US President Donald Trump has said his country is “doing very well” in its negotiations with China and urged Beijing to reach a deal before the 2020 presidential elections.
He said that if a trade deal was still under discussion and he won the election, he would be “much tougher” with Beijing
In a series sent over the time the US stock markets opened, Trump also said the European Union treats the US “very unfairly on trade”.
Trump’s tweets did little to reassure investors who have sold stocks today after an escalation of the long-running US-China trade war at the weekend.
In the US shortly after the bell the Dow Jones industrial average index was 1.5 per cent lower, the Nasdaq was down 1.1 per cent and the S&P 500 was one per cent lower.
In Europe, France’s CAC 40 was 0.6 per cent lower, the pan-European Euronext was 0.6 per cent down and the German Dax was lower by 0.3 per cent.
Markets were also dragged down by the Brexit crisis in Britain.
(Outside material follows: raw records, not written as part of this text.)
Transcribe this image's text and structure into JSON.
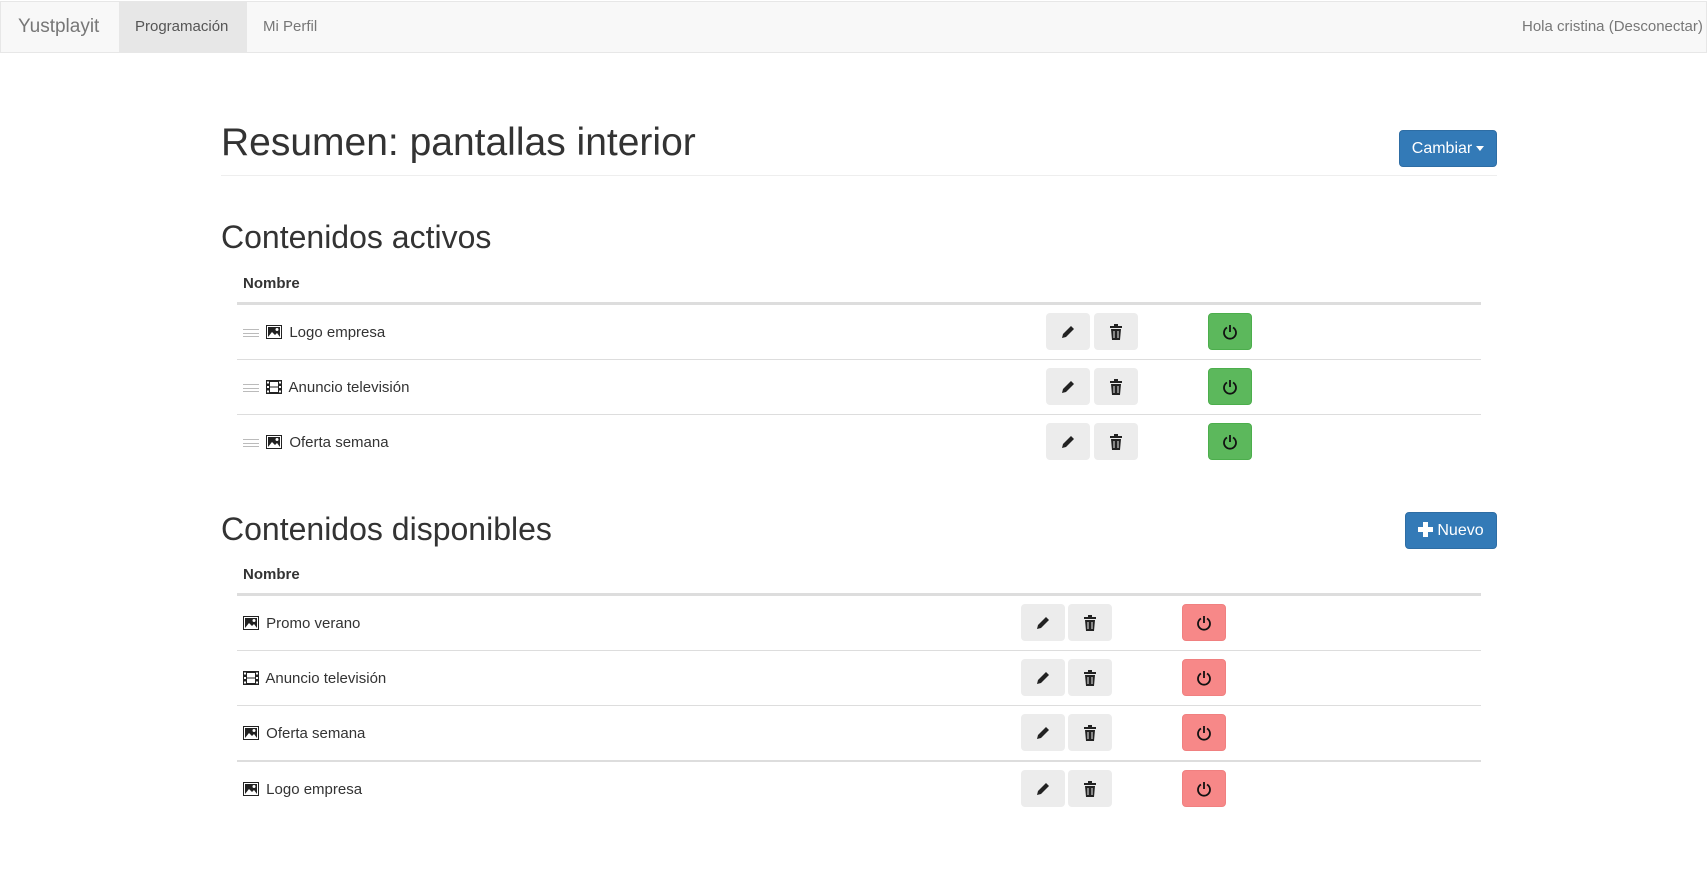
{
  "navbar": {
    "brand": "Yustplayit",
    "items": [
      {
        "label": "Programación",
        "active": true
      },
      {
        "label": "Mi Perfil",
        "active": false
      }
    ],
    "user_text": "Hola cristina (Desconectar)"
  },
  "page": {
    "title": "Resumen: pantallas interior",
    "change_button": "Cambiar"
  },
  "active_section": {
    "title": "Contenidos activos",
    "column_header": "Nombre",
    "rows": [
      {
        "name": "Logo empresa",
        "type": "picture-icon",
        "status": "on"
      },
      {
        "name": "Anuncio televisión",
        "type": "film-icon",
        "status": "on"
      },
      {
        "name": "Oferta semana",
        "type": "picture-icon",
        "status": "on"
      }
    ]
  },
  "available_section": {
    "title": "Contenidos disponibles",
    "new_button": "Nuevo",
    "column_header": "Nombre",
    "rows": [
      {
        "name": "Promo verano",
        "type": "picture-icon",
        "status": "off"
      },
      {
        "name": "Anuncio televisión",
        "type": "film-icon",
        "status": "off"
      },
      {
        "name": "Oferta semana",
        "type": "picture-icon",
        "status": "off"
      },
      {
        "name": "Logo empresa",
        "type": "picture-icon",
        "status": "off"
      }
    ]
  },
  "colors": {
    "primary": "#337ab7",
    "success": "#5cb85c",
    "danger_light": "#f78888",
    "navbar_bg": "#f8f8f8"
  },
  "icons": {
    "edit": "pencil-icon",
    "delete": "trash-icon",
    "toggle": "power-icon",
    "drag": "drag-handle-icon"
  }
}
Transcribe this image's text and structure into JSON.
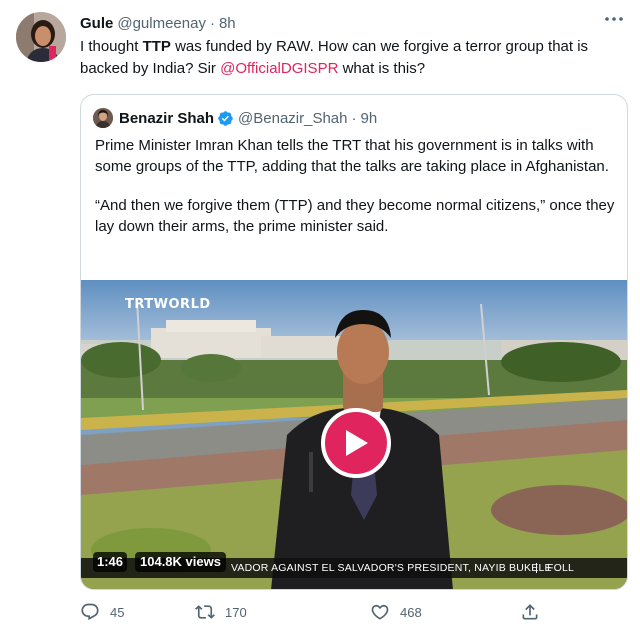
{
  "tweet": {
    "author": {
      "name": "Gule",
      "handle": "@gulmeenay",
      "separator": "·",
      "time": "8h"
    },
    "more_icon": "more-horizontal-icon",
    "text": {
      "part1": "I thought ",
      "bold": "TTP",
      "part2": " was funded by RAW. How can we forgive a terror group that is backed by India? Sir ",
      "mention": "@OfficialDGISPR",
      "part3": " what is this?"
    },
    "colors": {
      "mention": "#e0245e",
      "verified": "#1d9bf0",
      "play": "#e0245e"
    }
  },
  "quote": {
    "author": {
      "name": "Benazir Shah",
      "handle": "@Benazir_Shah",
      "separator": "·",
      "time": "9h"
    },
    "paragraph1": "Prime Minister Imran Khan tells the TRT that his government is in talks with some groups of the TTP, adding that the talks are taking place in Afghanistan.",
    "paragraph2": "“And then we forgive them (TTP) and they become normal citizens,” once they lay down their arms, the prime minister said.",
    "video": {
      "logo": "TRTWORLD",
      "duration": "1:46",
      "views": "104.8K views",
      "ticker": "VADOR AGAINST EL SALVADOR'S PRESIDENT, NAYIB BUKELE",
      "ticker_end": "FOLL"
    }
  },
  "actions": {
    "reply": {
      "icon": "reply-icon",
      "count": "45"
    },
    "retweet": {
      "icon": "retweet-icon",
      "count": "170"
    },
    "like": {
      "icon": "like-icon",
      "count": "468"
    },
    "share": {
      "icon": "share-icon"
    }
  }
}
A tumbling pound, brought about by the heightened political uncertainty likely to end in a no-deal Brexit or a general election, could not lift the FTSE 100. It was 0.5 per cent lower this afternoon.
Trump tweeted: “We are doing very well in our negotiations with China. While I am sure they would love to be dealing with a new administration so they could continue their practice of “ripoff USA”($600 B/year),16 months PLUS is a long time to be hemorrhaging jobs and companies on a long-shot….”
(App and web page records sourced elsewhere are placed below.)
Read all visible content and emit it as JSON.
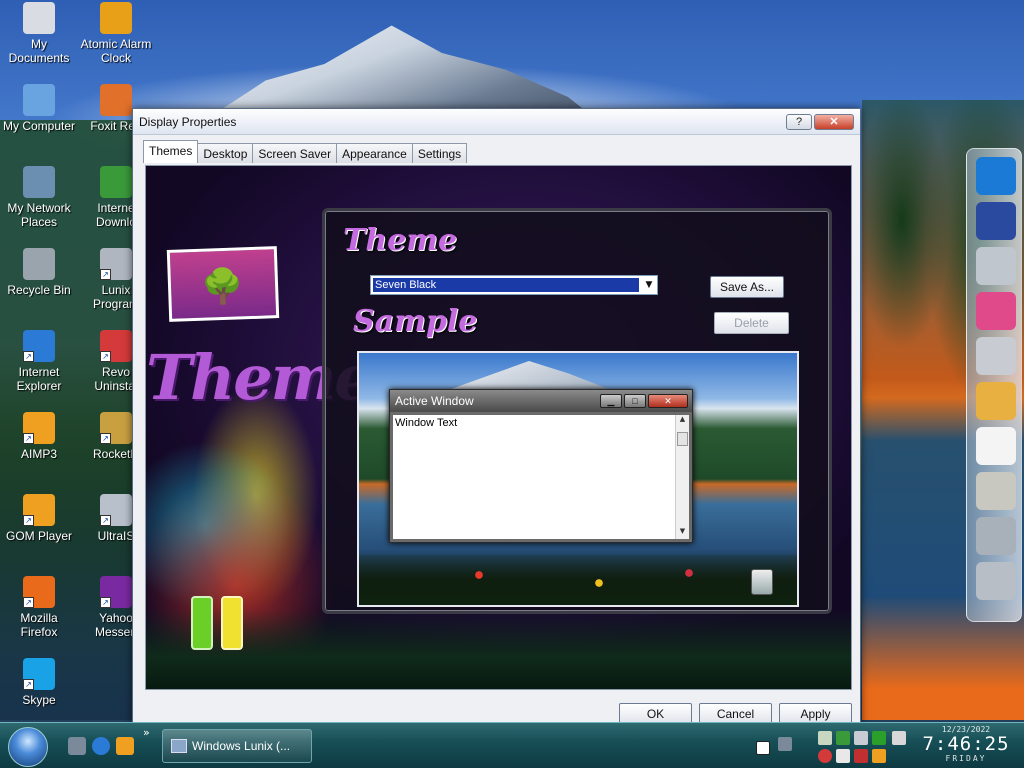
{
  "desktop": {
    "icons": [
      {
        "label": "My\nDocuments",
        "icon": "documents-icon",
        "color": "#d9dde3"
      },
      {
        "label": "Atomic Alarm\nClock",
        "icon": "alarm-clock-icon",
        "color": "#e8a019"
      },
      {
        "label": "My Computer",
        "icon": "computer-icon",
        "color": "#6aa4e0"
      },
      {
        "label": "Foxit Rea",
        "icon": "foxit-reader-icon",
        "color": "#e0702a"
      },
      {
        "label": "My Network\nPlaces",
        "icon": "network-icon",
        "color": "#6a8fb0"
      },
      {
        "label": "Interne\nDownlo",
        "icon": "internet-download-icon",
        "color": "#3a9a3a"
      },
      {
        "label": "Recycle Bin",
        "icon": "recycle-bin-icon",
        "color": "#9aa4ad"
      },
      {
        "label": "Lunix\nProgram",
        "icon": "lunix-program-icon",
        "color": "#b0b6c0"
      },
      {
        "label": "Internet\nExplorer",
        "icon": "internet-explorer-icon",
        "color": "#2a7ad6"
      },
      {
        "label": "Revo\nUninstal",
        "icon": "revo-uninstaller-icon",
        "color": "#d43a3a"
      },
      {
        "label": "AIMP3",
        "icon": "aimp3-icon",
        "color": "#f0a020"
      },
      {
        "label": "RocketD",
        "icon": "rocketdock-icon",
        "color": "#c8a040"
      },
      {
        "label": "GOM Player",
        "icon": "gom-player-icon",
        "color": "#f0a020"
      },
      {
        "label": "UltraIS",
        "icon": "ultraiso-icon",
        "color": "#b8c0cc"
      },
      {
        "label": "Mozilla\nFirefox",
        "icon": "firefox-icon",
        "color": "#e86a1a"
      },
      {
        "label": "Yahoo\nMessen",
        "icon": "yahoo-messenger-icon",
        "color": "#7a2aa0"
      },
      {
        "label": "Skype",
        "icon": "skype-icon",
        "color": "#19a3e6"
      }
    ]
  },
  "dialog": {
    "title": "Display Properties",
    "help_label": "?",
    "close_label": "✕",
    "tabs": [
      {
        "label": "Themes"
      },
      {
        "label": "Desktop"
      },
      {
        "label": "Screen Saver"
      },
      {
        "label": "Appearance"
      },
      {
        "label": "Settings"
      }
    ],
    "themes_banner": "Themes",
    "theme_heading": "Theme",
    "theme_select_value": "Seven Black",
    "save_as_label": "Save As...",
    "delete_label": "Delete",
    "sample_heading": "Sample",
    "preview": {
      "window_title": "Active Window",
      "window_text": "Window Text"
    },
    "ok_label": "OK",
    "cancel_label": "Cancel",
    "apply_label": "Apply"
  },
  "dock": {
    "items": [
      {
        "icon": "arch-linux-icon",
        "color": "#1a7ad6"
      },
      {
        "icon": "graphics-editor-icon",
        "color": "#2a4aa0"
      },
      {
        "icon": "gears-icon",
        "color": "#c0c6ce"
      },
      {
        "icon": "color-wheel-icon",
        "color": "#e04a8a"
      },
      {
        "icon": "orb-icon",
        "color": "#c8ccd2"
      },
      {
        "icon": "paint-palette-icon",
        "color": "#e8b040"
      },
      {
        "icon": "notepad-icon",
        "color": "#f4f4f4"
      },
      {
        "icon": "calculator-icon",
        "color": "#c8c8c0"
      },
      {
        "icon": "tools-icon",
        "color": "#a8b0ba"
      },
      {
        "icon": "trash-icon",
        "color": "#b8bec6"
      }
    ]
  },
  "taskbar": {
    "task_label": "Windows Lunix (...",
    "overflow_label": "»",
    "clock": {
      "date": "12/23/2022",
      "time": "7:46:25",
      "day": "FRIDAY"
    }
  }
}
“….And then, think what happens to China when I win. Deal would get MUCH TOUGHER! In the meantime, China’s Supply Chain will crumble and businesses, jobs and money will be gone!”
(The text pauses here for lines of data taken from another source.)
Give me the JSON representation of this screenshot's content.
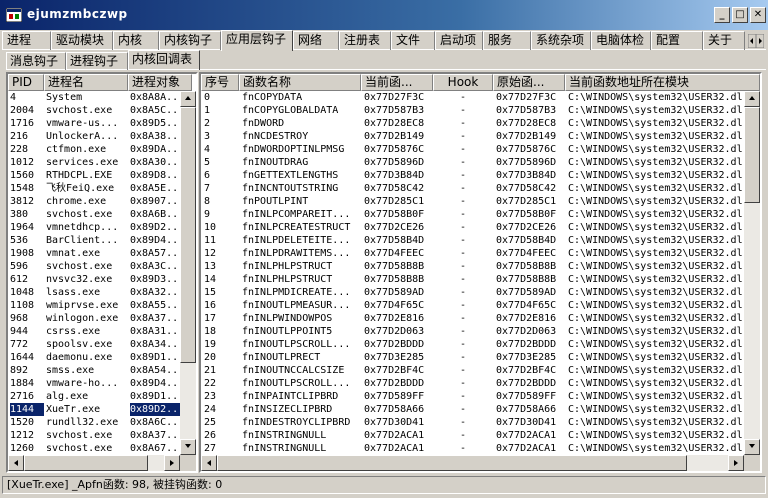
{
  "window": {
    "title": "ejumzmbczwp",
    "minimize_glyph": "_",
    "maximize_glyph": "□",
    "close_glyph": "✕"
  },
  "main_tabs": [
    "进程",
    "驱动模块",
    "内核",
    "内核钩子",
    "应用层钩子",
    "网络",
    "注册表",
    "文件",
    "启动项",
    "服务",
    "系统杂项",
    "电脑体检",
    "配置",
    "关于"
  ],
  "sub_tabs": [
    "消息钩子",
    "进程钩子",
    "内核回调表"
  ],
  "process_list": {
    "columns": [
      "PID",
      "进程名",
      "进程对象"
    ],
    "rows": [
      [
        "4",
        "System",
        "0x8A8A..."
      ],
      [
        "2004",
        "svchost.exe",
        "0x8A5C..."
      ],
      [
        "1716",
        "vmware-us...",
        "0x89D5..."
      ],
      [
        "216",
        "UnlockerA...",
        "0x8A38..."
      ],
      [
        "228",
        "ctfmon.exe",
        "0x89DA..."
      ],
      [
        "1012",
        "services.exe",
        "0x8A30..."
      ],
      [
        "1560",
        "RTHDCPL.EXE",
        "0x89D8..."
      ],
      [
        "1548",
        "飞秋FeiQ.exe",
        "0x8A5E..."
      ],
      [
        "3812",
        "chrome.exe",
        "0x8907..."
      ],
      [
        "380",
        "svchost.exe",
        "0x8A6B..."
      ],
      [
        "1964",
        "vmnetdhcp...",
        "0x89D2..."
      ],
      [
        "536",
        "BarClient...",
        "0x89D4..."
      ],
      [
        "1908",
        "vmnat.exe",
        "0x8A57..."
      ],
      [
        "596",
        "svchost.exe",
        "0x8A3C..."
      ],
      [
        "612",
        "nvsvc32.exe",
        "0x89D3..."
      ],
      [
        "1048",
        "lsass.exe",
        "0x8A32..."
      ],
      [
        "1108",
        "wmiprvse.exe",
        "0x8A55..."
      ],
      [
        "968",
        "winlogon.exe",
        "0x8A37..."
      ],
      [
        "944",
        "csrss.exe",
        "0x8A31..."
      ],
      [
        "772",
        "spoolsv.exe",
        "0x8A34..."
      ],
      [
        "1644",
        "daemonu.exe",
        "0x89D1..."
      ],
      [
        "892",
        "smss.exe",
        "0x8A54..."
      ],
      [
        "1884",
        "vmware-ho...",
        "0x89D4..."
      ],
      [
        "2716",
        "alg.exe",
        "0x89D1..."
      ],
      [
        "1144",
        "XueTr.exe",
        "0x89D2..."
      ],
      [
        "1520",
        "rundll32.exe",
        "0x8A6C..."
      ],
      [
        "1212",
        "svchost.exe",
        "0x8A37..."
      ],
      [
        "1260",
        "svchost.exe",
        "0x8A67..."
      ]
    ],
    "selected_index": 24
  },
  "callback_table": {
    "columns": [
      "序号",
      "函数名称",
      "当前函...",
      "Hook",
      "原始函...",
      "当前函数地址所在模块"
    ],
    "rows": [
      [
        "0",
        "fnCOPYDATA",
        "0x77D27F3C",
        "-",
        "0x77D27F3C",
        "C:\\WINDOWS\\system32\\USER32.dl"
      ],
      [
        "1",
        "fnCOPYGLOBALDATA",
        "0x77D587B3",
        "-",
        "0x77D587B3",
        "C:\\WINDOWS\\system32\\USER32.dl"
      ],
      [
        "2",
        "fnDWORD",
        "0x77D28EC8",
        "-",
        "0x77D28EC8",
        "C:\\WINDOWS\\system32\\USER32.dl"
      ],
      [
        "3",
        "fnNCDESTROY",
        "0x77D2B149",
        "-",
        "0x77D2B149",
        "C:\\WINDOWS\\system32\\USER32.dl"
      ],
      [
        "4",
        "fnDWORDOPTINLPMSG",
        "0x77D5876C",
        "-",
        "0x77D5876C",
        "C:\\WINDOWS\\system32\\USER32.dl"
      ],
      [
        "5",
        "fnINOUTDRAG",
        "0x77D5896D",
        "-",
        "0x77D5896D",
        "C:\\WINDOWS\\system32\\USER32.dl"
      ],
      [
        "6",
        "fnGETTEXTLENGTHS",
        "0x77D3B84D",
        "-",
        "0x77D3B84D",
        "C:\\WINDOWS\\system32\\USER32.dl"
      ],
      [
        "7",
        "fnINCNTOUTSTRING",
        "0x77D58C42",
        "-",
        "0x77D58C42",
        "C:\\WINDOWS\\system32\\USER32.dl"
      ],
      [
        "8",
        "fnPOUTLPINT",
        "0x77D285C1",
        "-",
        "0x77D285C1",
        "C:\\WINDOWS\\system32\\USER32.dl"
      ],
      [
        "9",
        "fnINLPCOMPAREIT...",
        "0x77D58B0F",
        "-",
        "0x77D58B0F",
        "C:\\WINDOWS\\system32\\USER32.dl"
      ],
      [
        "10",
        "fnINLPCREATESTRUCT",
        "0x77D2CE26",
        "-",
        "0x77D2CE26",
        "C:\\WINDOWS\\system32\\USER32.dl"
      ],
      [
        "11",
        "fnINLPDELETEITE...",
        "0x77D58B4D",
        "-",
        "0x77D58B4D",
        "C:\\WINDOWS\\system32\\USER32.dl"
      ],
      [
        "12",
        "fnINLPDRAWITEMS...",
        "0x77D4FEEC",
        "-",
        "0x77D4FEEC",
        "C:\\WINDOWS\\system32\\USER32.dl"
      ],
      [
        "13",
        "fnINLPHLPSTRUCT",
        "0x77D58B8B",
        "-",
        "0x77D58B8B",
        "C:\\WINDOWS\\system32\\USER32.dl"
      ],
      [
        "14",
        "fnINLPHLPSTRUCT",
        "0x77D58B8B",
        "-",
        "0x77D58B8B",
        "C:\\WINDOWS\\system32\\USER32.dl"
      ],
      [
        "15",
        "fnINLPMDICREATE...",
        "0x77D589AD",
        "-",
        "0x77D589AD",
        "C:\\WINDOWS\\system32\\USER32.dl"
      ],
      [
        "16",
        "fnINOUTLPMEASUR...",
        "0x77D4F65C",
        "-",
        "0x77D4F65C",
        "C:\\WINDOWS\\system32\\USER32.dl"
      ],
      [
        "17",
        "fnINLPWINDOWPOS",
        "0x77D2E816",
        "-",
        "0x77D2E816",
        "C:\\WINDOWS\\system32\\USER32.dl"
      ],
      [
        "18",
        "fnINOUTLPPOINT5",
        "0x77D2D063",
        "-",
        "0x77D2D063",
        "C:\\WINDOWS\\system32\\USER32.dl"
      ],
      [
        "19",
        "fnINOUTLPSCROLL...",
        "0x77D2BDDD",
        "-",
        "0x77D2BDDD",
        "C:\\WINDOWS\\system32\\USER32.dl"
      ],
      [
        "20",
        "fnINOUTLPRECT",
        "0x77D3E285",
        "-",
        "0x77D3E285",
        "C:\\WINDOWS\\system32\\USER32.dl"
      ],
      [
        "21",
        "fnINOUTNCCALCSIZE",
        "0x77D2BF4C",
        "-",
        "0x77D2BF4C",
        "C:\\WINDOWS\\system32\\USER32.dl"
      ],
      [
        "22",
        "fnINOUTLPSCROLL...",
        "0x77D2BDDD",
        "-",
        "0x77D2BDDD",
        "C:\\WINDOWS\\system32\\USER32.dl"
      ],
      [
        "23",
        "fnINPAINTCLIPBRD",
        "0x77D589FF",
        "-",
        "0x77D589FF",
        "C:\\WINDOWS\\system32\\USER32.dl"
      ],
      [
        "24",
        "fnINSIZECLIPBRD",
        "0x77D58A66",
        "-",
        "0x77D58A66",
        "C:\\WINDOWS\\system32\\USER32.dl"
      ],
      [
        "25",
        "fnINDESTROYCLIPBRD",
        "0x77D30D41",
        "-",
        "0x77D30D41",
        "C:\\WINDOWS\\system32\\USER32.dl"
      ],
      [
        "26",
        "fnINSTRINGNULL",
        "0x77D2ACA1",
        "-",
        "0x77D2ACA1",
        "C:\\WINDOWS\\system32\\USER32.dl"
      ],
      [
        "27",
        "fnINSTRINGNULL",
        "0x77D2ACA1",
        "-",
        "0x77D2ACA1",
        "C:\\WINDOWS\\system32\\USER32.dl"
      ]
    ]
  },
  "status_bar": {
    "text": "[XueTr.exe] _Apfn函数: 98, 被挂钩函数: 0"
  },
  "colors": {
    "selection": "#0a246a",
    "face": "#d4d0c8"
  }
}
He then added: “For all of the “geniuses” out there, many who have been in other administrations and “taken to the cleaners” by China, that want me to get together with the EU and others to go after China Trade practices remember, the EU & all treat us VERY unfairly on Trade also. Will change!”
“Germany, and so many other countries, have negative interest rates, “they get paid for loaning money,” and our Federal Reserve fails to act! Remember, these are also our weak currency competitors!”
Trump has kept up unprecedented political pressure on the Fed to cut interest rates. At its meeting this month, analysts expect chair Jay Powell will lower rates by 25 basis points (0.25 percentage points) to insure against the intensifying trade war with China.